The period of the life span marked by changes in physical functioning associated with aging.
Gerontological Society Motto
To add life to years, not just years to life.
Programmed Aging Theory
In each species, the body ages according to a normal developmental pattern built into every organism.
Aging as Wear and Tear Theory
The body ages because of continuous use that deterioration is the result of accumulated "insults"
Reserve Capacity
The backup capacity to function in times of stress.
Fluid Intelligence
The ability to call on resources to solve new problems is considered by some to be at the heart of intelligence.

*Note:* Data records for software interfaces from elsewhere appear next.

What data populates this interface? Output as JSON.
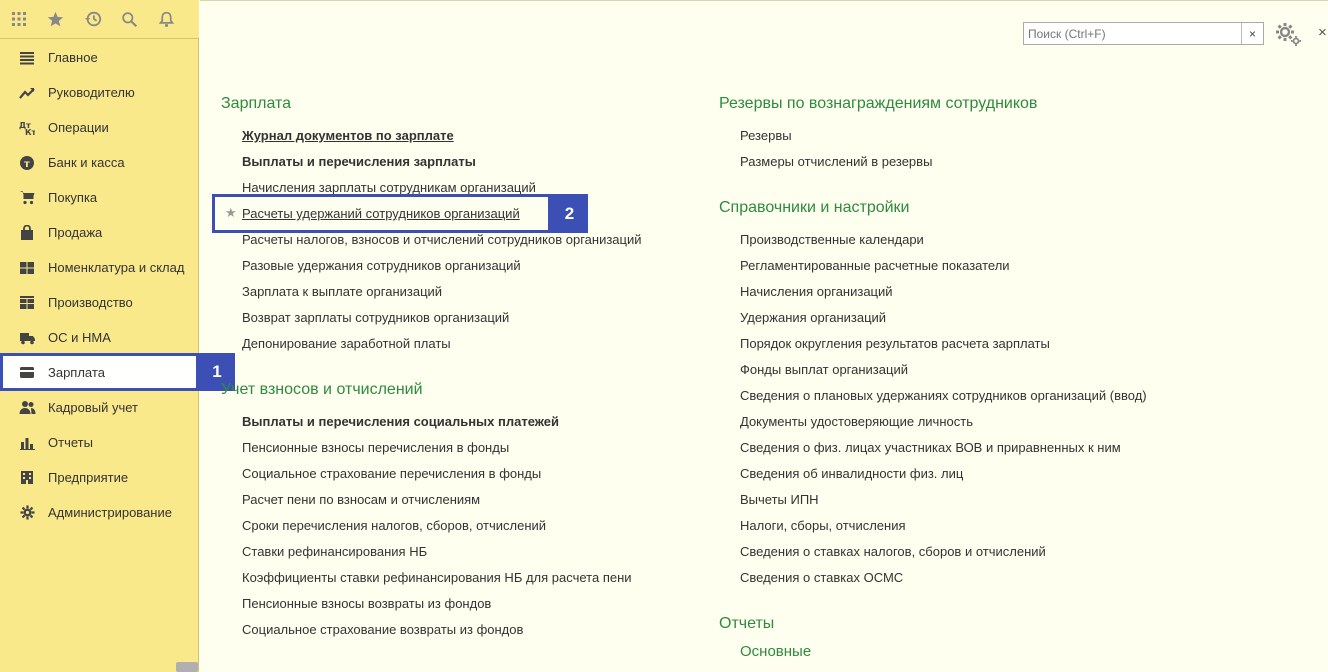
{
  "topbar": {
    "icons": [
      "apps-grid-icon",
      "star-icon",
      "history-icon",
      "search-icon",
      "bell-icon"
    ]
  },
  "nav": [
    {
      "label": "Главное",
      "icon": "menu-lines-icon"
    },
    {
      "label": "Руководителю",
      "icon": "trend-icon"
    },
    {
      "label": "Операции",
      "icon": "debit-credit-icon"
    },
    {
      "label": "Банк и касса",
      "icon": "coin-icon"
    },
    {
      "label": "Покупка",
      "icon": "cart-icon"
    },
    {
      "label": "Продажа",
      "icon": "bag-icon"
    },
    {
      "label": "Номенклатура и склад",
      "icon": "warehouse-icon"
    },
    {
      "label": "Производство",
      "icon": "factory-icon"
    },
    {
      "label": "ОС и НМА",
      "icon": "truck-icon"
    },
    {
      "label": "Зарплата",
      "icon": "wallet-icon",
      "active": true
    },
    {
      "label": "Кадровый учет",
      "icon": "people-icon"
    },
    {
      "label": "Отчеты",
      "icon": "bar-chart-icon"
    },
    {
      "label": "Предприятие",
      "icon": "building-icon"
    },
    {
      "label": "Администрирование",
      "icon": "gear-icon"
    }
  ],
  "search": {
    "placeholder": "Поиск (Ctrl+F)",
    "value": "",
    "clear": "×"
  },
  "close_label": "×",
  "annotations": {
    "badge1": "1",
    "badge2": "2"
  },
  "left": {
    "salary_title": "Зарплата",
    "salary_links": [
      "Журнал документов по зарплате",
      "Выплаты и перечисления зарплаты",
      "Начисления зарплаты сотрудникам организаций",
      "Расчеты удержаний сотрудников организаций",
      "Расчеты налогов, взносов и отчислений сотрудников организаций",
      "Разовые удержания сотрудников организаций",
      "Зарплата к выплате организаций",
      "Возврат зарплаты сотрудников организаций",
      "Депонирование заработной платы"
    ],
    "contrib_title": "Учет взносов и отчислений",
    "contrib_links": [
      "Выплаты и перечисления социальных платежей",
      "Пенсионные взносы перечисления в фонды",
      "Социальное страхование перечисления в фонды",
      "Расчет пени по взносам и отчислениям",
      "Сроки перечисления налогов, сборов, отчислений",
      "Ставки рефинансирования НБ",
      "Коэффициенты ставки рефинансирования НБ для расчета пени",
      "Пенсионные взносы возвраты из фондов",
      "Социальное страхование возвраты из фондов"
    ]
  },
  "right": {
    "reserves_title": "Резервы по вознаграждениям сотрудников",
    "reserves_links": [
      "Резервы",
      "Размеры отчислений в резервы"
    ],
    "ref_title": "Справочники и настройки",
    "ref_links": [
      "Производственные календари",
      "Регламентированные расчетные показатели",
      "Начисления организаций",
      "Удержания организаций",
      "Порядок округления результатов расчета зарплаты",
      "Фонды выплат организаций",
      "Сведения о плановых удержаниях сотрудников организаций (ввод)",
      "Документы удостоверяющие личность",
      "Сведения о физ. лицах участниках ВОВ и приравненных к ним",
      "Сведения об инвалидности физ. лиц",
      "Вычеты ИПН",
      "Налоги, сборы, отчисления",
      "Сведения о ставках налогов, сборов и отчислений",
      "Сведения о ставках ОСМС"
    ],
    "reports_title": "Отчеты",
    "reports_sub": "Основные"
  }
}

Crystallized Intelligence
Type of learning that depends on learning, life experience, and professional expertise to remain either constant or actually increase in later years.
Sensory Memory

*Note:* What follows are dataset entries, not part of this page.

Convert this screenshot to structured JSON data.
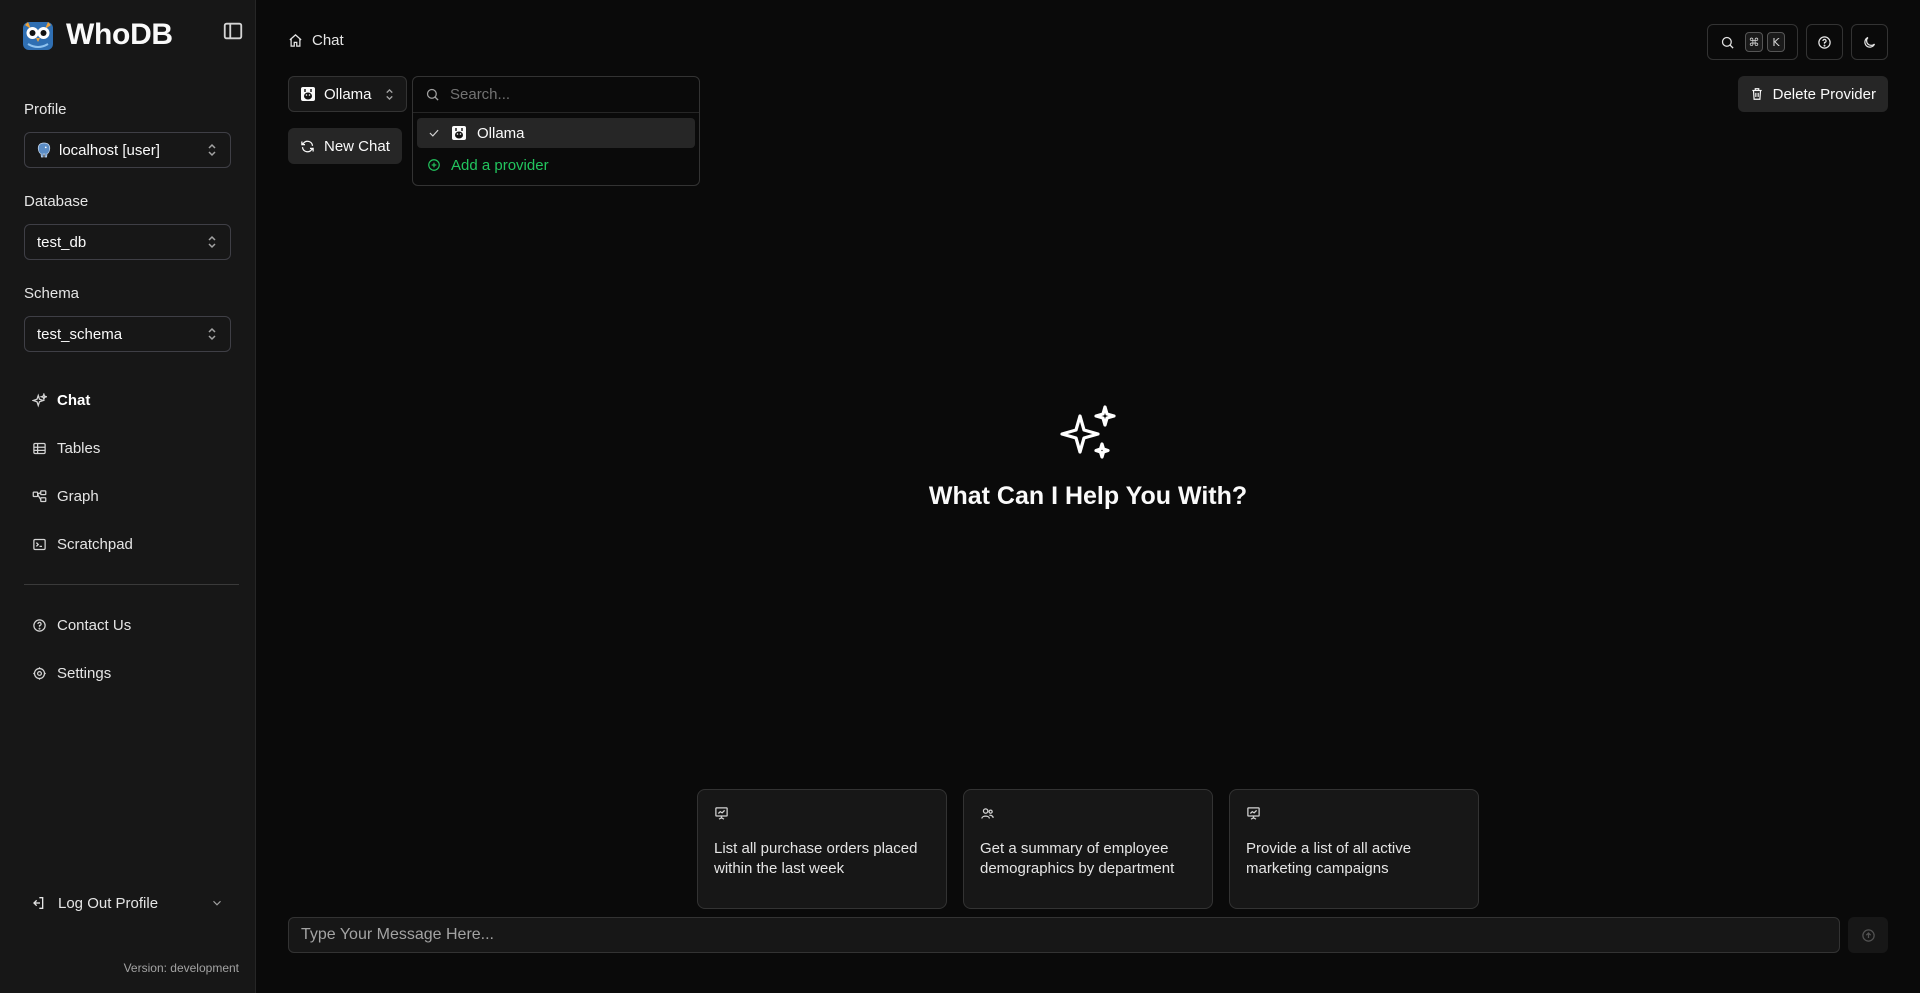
{
  "brand": {
    "name": "WhoDB",
    "logo_icon": "owl-logo-icon"
  },
  "sidebar": {
    "profile": {
      "label": "Profile",
      "value": "localhost [user]",
      "icon": "postgres-elephant-icon"
    },
    "database": {
      "label": "Database",
      "value": "test_db"
    },
    "schema": {
      "label": "Schema",
      "value": "test_schema"
    },
    "nav": [
      {
        "label": "Chat",
        "icon": "sparkles-icon",
        "active": true
      },
      {
        "label": "Tables",
        "icon": "table-icon"
      },
      {
        "label": "Graph",
        "icon": "graph-icon"
      },
      {
        "label": "Scratchpad",
        "icon": "terminal-icon"
      }
    ],
    "secondary_nav": [
      {
        "label": "Contact Us",
        "icon": "help-circle-icon"
      },
      {
        "label": "Settings",
        "icon": "settings-icon"
      }
    ],
    "logout_label": "Log Out Profile",
    "version": "Version: development"
  },
  "header": {
    "breadcrumb": "Chat",
    "kbd_modifier": "⌘",
    "kbd_key": "K"
  },
  "chat": {
    "provider_value": "Ollama",
    "new_chat_label": "New Chat",
    "delete_provider_label": "Delete Provider",
    "dropdown": {
      "search_placeholder": "Search...",
      "options": [
        {
          "label": "Ollama",
          "selected": true
        }
      ],
      "add_label": "Add a provider"
    },
    "empty_title": "What Can I Help You With?",
    "suggestions": [
      {
        "text": "List all purchase orders placed within the last week",
        "icon": "chart-presentation-icon"
      },
      {
        "text": "Get a summary of employee demographics by department",
        "icon": "users-icon"
      },
      {
        "text": "Provide a list of all active marketing campaigns",
        "icon": "chart-presentation-icon"
      }
    ],
    "message_placeholder": "Type Your Message Here..."
  },
  "colors": {
    "accent_green": "#22c55e",
    "background": "#0a0a0a",
    "sidebar": "#171717"
  }
}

Your brain records whatever you see, hear, smell, taste, or touch and places it in temporary storage in the sensory memory area.

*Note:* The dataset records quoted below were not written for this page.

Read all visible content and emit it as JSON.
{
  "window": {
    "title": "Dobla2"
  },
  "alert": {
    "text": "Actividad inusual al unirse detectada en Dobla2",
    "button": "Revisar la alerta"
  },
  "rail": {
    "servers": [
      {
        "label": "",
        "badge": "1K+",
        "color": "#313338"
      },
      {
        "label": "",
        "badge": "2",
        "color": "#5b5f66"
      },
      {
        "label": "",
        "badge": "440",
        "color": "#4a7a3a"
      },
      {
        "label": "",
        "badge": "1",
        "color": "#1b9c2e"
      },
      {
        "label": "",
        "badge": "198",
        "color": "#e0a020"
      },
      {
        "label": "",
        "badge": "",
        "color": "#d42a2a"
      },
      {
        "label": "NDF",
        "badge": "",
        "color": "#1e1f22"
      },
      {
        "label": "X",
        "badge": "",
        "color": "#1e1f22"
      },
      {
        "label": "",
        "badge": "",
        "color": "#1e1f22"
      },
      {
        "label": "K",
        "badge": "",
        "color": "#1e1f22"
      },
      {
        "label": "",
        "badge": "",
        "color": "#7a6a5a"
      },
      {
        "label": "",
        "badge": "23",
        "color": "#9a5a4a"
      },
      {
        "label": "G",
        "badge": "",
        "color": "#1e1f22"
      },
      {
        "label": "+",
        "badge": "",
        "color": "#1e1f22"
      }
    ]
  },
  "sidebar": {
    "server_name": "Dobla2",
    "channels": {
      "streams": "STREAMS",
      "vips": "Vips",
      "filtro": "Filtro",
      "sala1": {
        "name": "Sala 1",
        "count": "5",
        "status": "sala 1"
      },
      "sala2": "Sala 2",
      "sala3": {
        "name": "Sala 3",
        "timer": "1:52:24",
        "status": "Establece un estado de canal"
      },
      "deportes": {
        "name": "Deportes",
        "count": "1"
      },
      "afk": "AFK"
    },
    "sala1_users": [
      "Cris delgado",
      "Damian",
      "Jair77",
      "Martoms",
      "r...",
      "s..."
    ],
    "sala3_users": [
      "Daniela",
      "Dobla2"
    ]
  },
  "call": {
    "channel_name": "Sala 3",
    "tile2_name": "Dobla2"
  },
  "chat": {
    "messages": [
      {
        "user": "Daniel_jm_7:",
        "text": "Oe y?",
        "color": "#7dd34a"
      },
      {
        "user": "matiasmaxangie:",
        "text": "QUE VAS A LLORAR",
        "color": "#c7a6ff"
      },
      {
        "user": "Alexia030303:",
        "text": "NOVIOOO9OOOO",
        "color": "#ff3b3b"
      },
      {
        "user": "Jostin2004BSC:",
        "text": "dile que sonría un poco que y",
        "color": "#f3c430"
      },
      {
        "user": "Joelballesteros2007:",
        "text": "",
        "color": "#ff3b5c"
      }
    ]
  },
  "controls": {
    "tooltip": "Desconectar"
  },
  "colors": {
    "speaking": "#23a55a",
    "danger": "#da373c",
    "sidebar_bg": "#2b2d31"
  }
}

Short-Term Memory
Information is stored for about 20 seconds.
Long-Term Memory
Long Term Storage of information.
Accepting the life on has lived, without major regrets over what could have been done differently.
Emotional Health
Determined by closeness to siblings at college age and the ability to handle life problems without blame, bitterness, or passivity
Disengagement Theory
Sees aging as a process of mutual withdrawl. It is normal, universal and necessary for successful aging for older people to cut down their activities and commitments, while society encourages this by pressuring people to retire.
Activity Theory
The more active older people remain, the better they age.
Biological Aspect of Death
The cessation of bodily processes
Social Aspect of Death
Revolve around the funeral and mourning rituals and legal arrangements for the inheritance of power and wealth.
Psychological Aspect of Death
Inolve the way people feel about their own deaths and the deaths of those close to them.
The objective fact of loss, the survivor's change in status.
The behavior of the bereaved and the community after a death.
The emotional response of the bereaved.
Anticipatory Grief
Involves symptoms of grief that are experienced while the individual is still alive.
A situation is so novel or so major that the person's established strategies are inadequate to restore the balance.
Degree of integration of personality.
Taking out one's feelings on someone or something other than the person/object that stimulated the feelings.
Unconscious pulling back from involvement with people.
An attitude held by others, as well as by the disabled person himself, of lowered self esteem.
Due to devaluation, the patient and/or others begin to view the patient as more severely disabled than he really is.
Gregor Effect
Rejection and avoidance of certain patients.